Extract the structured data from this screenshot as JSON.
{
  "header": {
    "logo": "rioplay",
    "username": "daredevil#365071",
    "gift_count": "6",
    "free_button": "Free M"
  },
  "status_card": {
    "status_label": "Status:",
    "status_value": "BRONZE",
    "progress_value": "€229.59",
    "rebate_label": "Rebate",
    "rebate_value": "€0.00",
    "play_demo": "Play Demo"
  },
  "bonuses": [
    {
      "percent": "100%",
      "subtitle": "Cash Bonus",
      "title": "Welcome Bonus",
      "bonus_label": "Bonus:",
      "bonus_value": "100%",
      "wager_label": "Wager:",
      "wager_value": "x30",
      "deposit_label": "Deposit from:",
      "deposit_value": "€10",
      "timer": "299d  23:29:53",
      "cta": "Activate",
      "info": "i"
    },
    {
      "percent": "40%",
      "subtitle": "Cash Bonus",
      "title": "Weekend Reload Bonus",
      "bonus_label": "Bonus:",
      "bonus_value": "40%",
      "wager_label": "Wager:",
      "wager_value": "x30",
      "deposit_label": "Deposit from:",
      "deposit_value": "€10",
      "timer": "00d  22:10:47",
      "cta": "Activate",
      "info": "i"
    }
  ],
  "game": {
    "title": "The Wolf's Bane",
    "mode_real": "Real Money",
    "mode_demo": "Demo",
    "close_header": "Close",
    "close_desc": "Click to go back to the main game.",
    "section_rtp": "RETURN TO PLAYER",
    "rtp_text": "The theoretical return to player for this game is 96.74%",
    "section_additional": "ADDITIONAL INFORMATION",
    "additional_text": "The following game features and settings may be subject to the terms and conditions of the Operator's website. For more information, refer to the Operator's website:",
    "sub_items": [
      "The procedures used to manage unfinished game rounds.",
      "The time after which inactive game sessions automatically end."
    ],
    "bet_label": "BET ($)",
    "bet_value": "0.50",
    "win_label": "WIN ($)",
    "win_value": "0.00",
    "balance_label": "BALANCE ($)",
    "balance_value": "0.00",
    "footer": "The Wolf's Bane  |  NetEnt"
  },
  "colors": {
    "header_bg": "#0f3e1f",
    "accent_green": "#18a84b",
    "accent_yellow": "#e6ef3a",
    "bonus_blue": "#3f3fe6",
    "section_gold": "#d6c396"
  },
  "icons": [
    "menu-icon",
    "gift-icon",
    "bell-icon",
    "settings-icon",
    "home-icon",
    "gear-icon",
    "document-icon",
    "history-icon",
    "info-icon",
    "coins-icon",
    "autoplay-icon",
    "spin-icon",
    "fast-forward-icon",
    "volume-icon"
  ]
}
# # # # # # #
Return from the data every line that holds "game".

  "game": {
    "close_desc": "Click to go back to the main game.",
    "rtp_text": "The theoretical return to player for this game is 96.74%",
    "additional_text": "The following game features and settings may be subject to the terms and conditions of the Operator's website. For more information, refer to the Operator's website:",
      "The procedures used to manage unfinished game rounds.",
      "The time after which inactive game sessions automatically end."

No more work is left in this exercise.